There’s the waterfront lot, littered with discarded fishing nets and lobster pots, where vessels in the famed fishing fleet once docked. The clatter and grit of a top maritime machine shop downtown has been replaced by a banquet hall. On the state fish pier, where Gilson briefly parks, the sounds of year-round work have given way to the quiet whirr of his idling Prius.

To the 79-year-old, the decline of the industry has stolen jobs, community spirit and opportunity. And it’s not over, Gilson said.

“This is the lowest point,” he declared on a February day. “Tomorrow will be lower.”

In May, New England’s fishermen will again see a cut to the number of fish they can catch, this time so deeply that the historic industry’s existence is threatened from Rhode Island to Maine. But as hard as the cuts are likely to hit fishing communities, local seafood eaters may not notice at all. In the region’s markets, grocery stores and restaurants, imported fish dominate, and the cuts make that less likely to change.

The cuts will shrink the catch limit 77 percent for cod in the Gulf of Maine and 61 percent for cod in Georges Bank, off southeastern Massachusetts. That’s the worst of a series of reductions to the catch of bottom-dwelling groundfish, such as haddock and flounder, that many fear could be fatal to the industry.

“They’re going to wipe it out!” said Gilson. “The only thing that’s going to be the same is the ocean you’re looking at.”

For fish consumers, a sharp drop in the local groundfish catch may jar a select group of diners who seek fish caught that day. But the cut’s effects may not ripple further than that.

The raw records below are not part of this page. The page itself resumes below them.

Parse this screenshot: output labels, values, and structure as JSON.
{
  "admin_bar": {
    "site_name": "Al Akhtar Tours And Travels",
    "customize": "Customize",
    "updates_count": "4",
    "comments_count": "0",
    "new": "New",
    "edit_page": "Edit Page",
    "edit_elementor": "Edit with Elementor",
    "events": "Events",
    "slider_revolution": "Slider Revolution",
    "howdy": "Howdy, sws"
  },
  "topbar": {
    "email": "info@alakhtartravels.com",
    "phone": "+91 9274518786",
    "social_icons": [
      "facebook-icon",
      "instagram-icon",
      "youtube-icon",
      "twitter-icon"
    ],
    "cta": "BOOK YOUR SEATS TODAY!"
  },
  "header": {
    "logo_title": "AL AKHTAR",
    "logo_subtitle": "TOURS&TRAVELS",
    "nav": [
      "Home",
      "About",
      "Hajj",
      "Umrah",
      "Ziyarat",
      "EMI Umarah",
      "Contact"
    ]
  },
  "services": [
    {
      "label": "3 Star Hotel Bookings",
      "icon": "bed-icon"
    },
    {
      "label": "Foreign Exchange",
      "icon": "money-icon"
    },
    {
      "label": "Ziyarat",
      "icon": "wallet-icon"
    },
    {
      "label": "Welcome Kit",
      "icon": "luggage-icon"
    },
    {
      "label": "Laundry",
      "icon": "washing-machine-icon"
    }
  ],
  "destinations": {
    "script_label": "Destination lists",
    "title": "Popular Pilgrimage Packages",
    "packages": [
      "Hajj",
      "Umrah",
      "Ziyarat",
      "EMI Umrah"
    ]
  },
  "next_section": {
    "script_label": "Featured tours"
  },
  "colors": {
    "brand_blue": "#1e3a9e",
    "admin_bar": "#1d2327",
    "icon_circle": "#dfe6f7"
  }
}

Just 9 percent of the seafood eaten in the United States is domestically caught, the federal government estimates. In New England, locally caught cod was just a slightly larger fraction of all cod eaten, 12 percent, according to fisheries economist Jenny Sun of the Portland, Maine-based Gulf of Maine Research Institute. And she estimates that could drop to 4 percent after the coming cuts.

Much of the imported cod is caught and frozen in Norway and cut in China, and there’s plenty of it, Sun said. If the local cod catch dips to near nothing, fish processors “could easily fill in with imports,” Sun said.

In fact, the biggest issue for one Maine seafood processing executive has been the perception that the New England industry’s troubles mean he won’t have fish.

But prices will likely change little after the cuts because substitutes are plentiful, said Chris Fream, senior sales executive at North Atlantic Inc., a processor in Portland, Maine.

“The sky certainly isn’t falling because a) we knew it was coming and b) we’ve prepared for it and there’s other species that are around,” he said.

The remaining fishermen have limited options. The Northeast’s groundfish fleet had 420 boats in 2011, a drop of 150 in just two years, and many of those who continue to fish do so because they have no choice.

Scituate fisherman Frank Mirarchi noted wryly that, at 69, he has few employment options. The fishermen he cooperates with, pooling quota and resources, have discussed taking even more boats out of the water and trying to hang in with whatever they can catch.

“This is not a long-term strategy,” Mirarchi said. “Something needs to happen before 2014 or we all go down the tubes.”

The crew on Gloucester fisherman Richard Burgess’s two boats is family, and he said he hasn’t considered selling out of the business.

“I put them out on the street, where are they going to get a goddamn job?” he said. “And these are men who have devoted their lives to feeding the country fresh fish. And now the country is stabbing us in the heart.”